It is interesting to note that William Turner masterfully mastered watercolors, but nevertheless, among his series of ten water-color works, only one was done with oil, and this work was “Fishermen at Sea”.
In fact, the artist was not engaged in writing paintings in this technique, but during each free case, he began to study this technique of writing, through the study of workshops where artists worked in this technique and various works of old masters.
It is worth noting that this picture received a lot of positive feedback, but like the artist himself, the skill of mastering the technique of working with oil was at a high enough level. Going directly to the canvas itself, it is impossible not to notice how the master pays special attention to all the smallest details. It is seen that the artist, performing the drawing of sea water, you can see the perfect transfer of light, shadow and glare, you can even see how the master transmits all the subtleties of the reflections from the light of the lantern and the moon.
When painting a picture, one feels that the artist is trying to convey the emotional state as much as possible and the feeling that everything in this world is on a thin, unstable face. At the same time, it is impossible not to notice that such a state in the picture directly conveys the state of the artist himself, his delicate world. The relevance of this is emphasized with the help of the illumination of the moon, which for a moment opens the curtain of darkness over the sailors and the viewer can see their confusion and helplessness before the powerful elemental force.
The canvas is dominated by cold-green shades, which further enhances the emotions prevailing in the picture.
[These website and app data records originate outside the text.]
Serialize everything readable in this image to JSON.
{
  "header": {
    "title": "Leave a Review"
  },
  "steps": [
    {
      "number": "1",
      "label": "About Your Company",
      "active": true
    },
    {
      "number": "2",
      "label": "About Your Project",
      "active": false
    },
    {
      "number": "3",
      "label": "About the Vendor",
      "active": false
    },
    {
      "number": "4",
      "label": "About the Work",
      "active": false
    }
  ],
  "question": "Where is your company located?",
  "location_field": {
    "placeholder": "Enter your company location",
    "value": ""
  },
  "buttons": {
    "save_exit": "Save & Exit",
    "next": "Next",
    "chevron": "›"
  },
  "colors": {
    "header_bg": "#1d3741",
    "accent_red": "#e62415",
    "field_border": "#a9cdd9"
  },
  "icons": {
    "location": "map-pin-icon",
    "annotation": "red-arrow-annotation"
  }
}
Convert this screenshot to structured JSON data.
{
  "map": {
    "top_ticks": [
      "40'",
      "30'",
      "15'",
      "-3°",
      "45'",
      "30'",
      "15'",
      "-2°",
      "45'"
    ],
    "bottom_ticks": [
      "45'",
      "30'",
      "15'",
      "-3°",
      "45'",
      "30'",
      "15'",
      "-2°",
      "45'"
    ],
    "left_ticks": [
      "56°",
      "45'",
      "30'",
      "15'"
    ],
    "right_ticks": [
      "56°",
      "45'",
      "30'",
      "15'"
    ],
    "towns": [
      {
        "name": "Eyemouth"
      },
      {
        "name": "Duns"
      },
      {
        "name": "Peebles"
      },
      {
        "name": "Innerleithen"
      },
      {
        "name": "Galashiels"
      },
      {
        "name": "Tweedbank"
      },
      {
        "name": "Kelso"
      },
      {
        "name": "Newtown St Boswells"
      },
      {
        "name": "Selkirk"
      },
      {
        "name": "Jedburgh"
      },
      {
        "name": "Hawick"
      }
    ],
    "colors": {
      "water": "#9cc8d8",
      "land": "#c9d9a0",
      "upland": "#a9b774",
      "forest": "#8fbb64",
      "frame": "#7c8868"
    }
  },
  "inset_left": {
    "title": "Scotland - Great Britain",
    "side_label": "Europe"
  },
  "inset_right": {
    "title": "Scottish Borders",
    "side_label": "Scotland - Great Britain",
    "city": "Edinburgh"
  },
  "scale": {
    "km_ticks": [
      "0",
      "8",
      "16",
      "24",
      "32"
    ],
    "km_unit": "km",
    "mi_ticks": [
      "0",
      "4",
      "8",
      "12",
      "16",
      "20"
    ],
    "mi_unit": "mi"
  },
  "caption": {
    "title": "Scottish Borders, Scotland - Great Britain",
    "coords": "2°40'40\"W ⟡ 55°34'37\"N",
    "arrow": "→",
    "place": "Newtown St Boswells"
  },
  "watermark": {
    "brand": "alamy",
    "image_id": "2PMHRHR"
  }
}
Together with the skillful use of glare, the sea abyss becomes literally alive and transfers its energy to the viewer.